Use it or Lose it
Sexuality and intimacy are important issues that are frequently less discussed with our doctors. At the beginning, worries about survival and treatment are most important. Going through treatment, most women are quite focused on just getting through, one day, one treatment at a time. No one, or hardly anyone, expects to have a rollicking sex life during chemotherapy, but, blessedly, that ends, and we start to feel better, and this again becomes important.
For many women, there are concerns/issues about libido, responsiveness, and physical function (meaning lubrication and sometimes pain). If you are interested in my whole fact sheet about helpful products, email me, and I am happy to send it to you (firstname.lastname@example.org). This is a report of a presentation at the recent Breast Cancer Sympoisum about vulvovaginal atrophy--big words meaning discomfort and dryness.

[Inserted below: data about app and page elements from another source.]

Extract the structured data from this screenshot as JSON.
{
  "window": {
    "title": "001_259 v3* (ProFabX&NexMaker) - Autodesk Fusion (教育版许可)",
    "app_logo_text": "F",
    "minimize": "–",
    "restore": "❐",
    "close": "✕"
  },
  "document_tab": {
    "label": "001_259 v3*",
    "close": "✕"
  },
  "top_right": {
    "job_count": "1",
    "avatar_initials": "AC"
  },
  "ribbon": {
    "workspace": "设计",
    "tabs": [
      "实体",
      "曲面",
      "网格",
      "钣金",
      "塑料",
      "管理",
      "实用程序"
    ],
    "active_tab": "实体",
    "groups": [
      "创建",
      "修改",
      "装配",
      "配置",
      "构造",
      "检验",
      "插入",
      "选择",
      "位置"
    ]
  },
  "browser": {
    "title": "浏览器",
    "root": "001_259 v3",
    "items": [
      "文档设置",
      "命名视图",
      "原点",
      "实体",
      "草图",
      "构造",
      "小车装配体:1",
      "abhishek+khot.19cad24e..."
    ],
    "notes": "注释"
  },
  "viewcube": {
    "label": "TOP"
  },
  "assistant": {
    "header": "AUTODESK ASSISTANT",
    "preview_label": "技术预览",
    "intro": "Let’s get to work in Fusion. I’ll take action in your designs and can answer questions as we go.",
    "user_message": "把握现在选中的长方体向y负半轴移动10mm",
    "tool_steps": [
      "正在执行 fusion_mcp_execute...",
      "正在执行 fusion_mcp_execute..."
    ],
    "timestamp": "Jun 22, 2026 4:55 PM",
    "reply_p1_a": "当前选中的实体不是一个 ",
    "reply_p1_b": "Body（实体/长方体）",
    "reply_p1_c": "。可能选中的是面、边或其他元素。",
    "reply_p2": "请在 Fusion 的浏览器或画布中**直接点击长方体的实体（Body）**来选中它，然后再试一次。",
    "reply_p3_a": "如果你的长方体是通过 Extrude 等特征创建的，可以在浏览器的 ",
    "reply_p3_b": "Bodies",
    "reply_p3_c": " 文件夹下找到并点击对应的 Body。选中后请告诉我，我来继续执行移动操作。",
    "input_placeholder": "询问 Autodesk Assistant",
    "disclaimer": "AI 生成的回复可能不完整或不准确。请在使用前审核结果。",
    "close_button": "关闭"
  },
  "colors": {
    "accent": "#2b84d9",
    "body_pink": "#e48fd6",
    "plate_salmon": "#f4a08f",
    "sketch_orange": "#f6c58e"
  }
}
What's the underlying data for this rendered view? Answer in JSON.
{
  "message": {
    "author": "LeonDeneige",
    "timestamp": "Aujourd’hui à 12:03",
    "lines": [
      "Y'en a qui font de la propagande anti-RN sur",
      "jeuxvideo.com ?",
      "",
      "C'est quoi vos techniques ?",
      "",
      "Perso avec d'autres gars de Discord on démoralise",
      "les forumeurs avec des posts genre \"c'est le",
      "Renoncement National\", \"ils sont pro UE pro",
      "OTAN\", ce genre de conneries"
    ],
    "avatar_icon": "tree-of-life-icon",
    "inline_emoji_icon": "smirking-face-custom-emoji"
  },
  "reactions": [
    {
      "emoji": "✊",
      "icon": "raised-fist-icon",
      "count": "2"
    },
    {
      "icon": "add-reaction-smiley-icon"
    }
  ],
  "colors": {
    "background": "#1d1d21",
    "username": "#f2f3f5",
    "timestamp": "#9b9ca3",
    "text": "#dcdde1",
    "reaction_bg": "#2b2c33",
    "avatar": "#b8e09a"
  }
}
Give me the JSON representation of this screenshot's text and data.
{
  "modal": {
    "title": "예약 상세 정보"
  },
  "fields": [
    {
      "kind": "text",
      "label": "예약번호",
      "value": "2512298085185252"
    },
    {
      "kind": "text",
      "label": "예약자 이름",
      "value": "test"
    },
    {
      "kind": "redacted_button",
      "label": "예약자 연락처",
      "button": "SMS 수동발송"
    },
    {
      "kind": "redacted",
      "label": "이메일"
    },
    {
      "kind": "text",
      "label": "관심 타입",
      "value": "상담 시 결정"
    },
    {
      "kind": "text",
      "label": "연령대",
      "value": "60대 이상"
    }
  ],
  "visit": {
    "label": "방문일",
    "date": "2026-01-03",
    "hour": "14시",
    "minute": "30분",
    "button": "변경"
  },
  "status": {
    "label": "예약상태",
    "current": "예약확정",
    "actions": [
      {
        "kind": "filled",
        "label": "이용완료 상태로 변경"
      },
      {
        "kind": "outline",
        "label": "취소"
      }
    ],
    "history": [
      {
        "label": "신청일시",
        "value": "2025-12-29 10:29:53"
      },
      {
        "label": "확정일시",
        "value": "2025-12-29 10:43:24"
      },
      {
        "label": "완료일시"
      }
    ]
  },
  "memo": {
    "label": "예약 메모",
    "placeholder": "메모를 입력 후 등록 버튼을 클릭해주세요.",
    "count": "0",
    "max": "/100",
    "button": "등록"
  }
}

Presentation Highlights Care of Patients with Vulvovaginal Atrophy, Including Use of Local Estrogen Therapy
Minimally absorbed vaginal estrogen agents can be considered for the treatment of symptomatic vulvovaginal atrophy in women with a history of breast cancer, even those on estrogen-deprivation therapy, although the risk of recurrence and safety in all breast cancer populations remains to be fully defined.
This recommendation was made by James A. Simon, MD, a clinical professor of obstetrics and gynecology at the George Washington School of Medicine, who, during General Session V: Survivorship, candidly discussed the care and management of patients with vulvovaginal atrophy—a problem afflicting many with breast cancer, but one that frequently goes undiagnosed and untreated.
The goals of vulvovaginal treatment are to relieve symptoms, reverse anatomic changes, and improve the patient's sexual function and quality of life. Toward these ends, the first line of management involves nonhormonal modalities, such as vaginal moisturizers or lubricants and lifestyle modification.
Dr. Simon urges his patients with vulvovaginal atrophy to "use it or lose it." According to Dr. Simon, continued sexual activity via coitus or masturbation increases blood flow to the pelvic organs, thereby preventing or reversing the atrophic process.
In patients who require more aggressive therapy, atrophy symptoms can usually be relieved with prescription vaginal estradiol preparations, although questions exist regarding whether these agents may increase the risk of breast cancer recurrence. As such, low-dose estrogen agents that have little, if any, systemic absorption should be selected.
In extreme cases of atrophy, physical therapy with vaginal dilation may be needed to restore function.